--- Your assignment ---
A complete answer lists every line of the material where the string "required" occurs.

========================================================================

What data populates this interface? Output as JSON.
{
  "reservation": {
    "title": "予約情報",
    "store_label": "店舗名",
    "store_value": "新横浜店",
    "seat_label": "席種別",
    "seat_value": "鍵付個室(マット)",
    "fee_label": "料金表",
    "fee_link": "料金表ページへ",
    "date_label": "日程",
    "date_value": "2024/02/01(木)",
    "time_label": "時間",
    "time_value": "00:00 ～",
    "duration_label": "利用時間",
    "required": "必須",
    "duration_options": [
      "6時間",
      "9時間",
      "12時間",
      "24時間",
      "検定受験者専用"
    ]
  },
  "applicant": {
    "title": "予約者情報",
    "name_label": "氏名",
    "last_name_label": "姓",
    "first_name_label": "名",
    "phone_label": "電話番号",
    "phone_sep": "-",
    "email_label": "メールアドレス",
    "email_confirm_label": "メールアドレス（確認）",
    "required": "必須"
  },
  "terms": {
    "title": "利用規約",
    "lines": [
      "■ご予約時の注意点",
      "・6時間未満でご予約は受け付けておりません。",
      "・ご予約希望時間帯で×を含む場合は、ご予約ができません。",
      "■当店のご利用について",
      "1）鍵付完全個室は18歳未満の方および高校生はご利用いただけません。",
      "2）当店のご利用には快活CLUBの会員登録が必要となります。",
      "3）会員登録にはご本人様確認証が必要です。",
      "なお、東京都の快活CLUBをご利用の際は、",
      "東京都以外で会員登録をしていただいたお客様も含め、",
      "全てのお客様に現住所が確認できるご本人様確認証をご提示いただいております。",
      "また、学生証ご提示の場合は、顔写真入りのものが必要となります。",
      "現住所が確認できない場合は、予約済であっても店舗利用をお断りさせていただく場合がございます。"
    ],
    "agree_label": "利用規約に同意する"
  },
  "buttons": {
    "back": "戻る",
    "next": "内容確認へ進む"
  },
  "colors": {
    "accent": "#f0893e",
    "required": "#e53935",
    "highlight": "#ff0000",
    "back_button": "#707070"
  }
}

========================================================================

--- Written reply ---
    "required": "必須",
    "required": "必須"
    "required": "#e53935",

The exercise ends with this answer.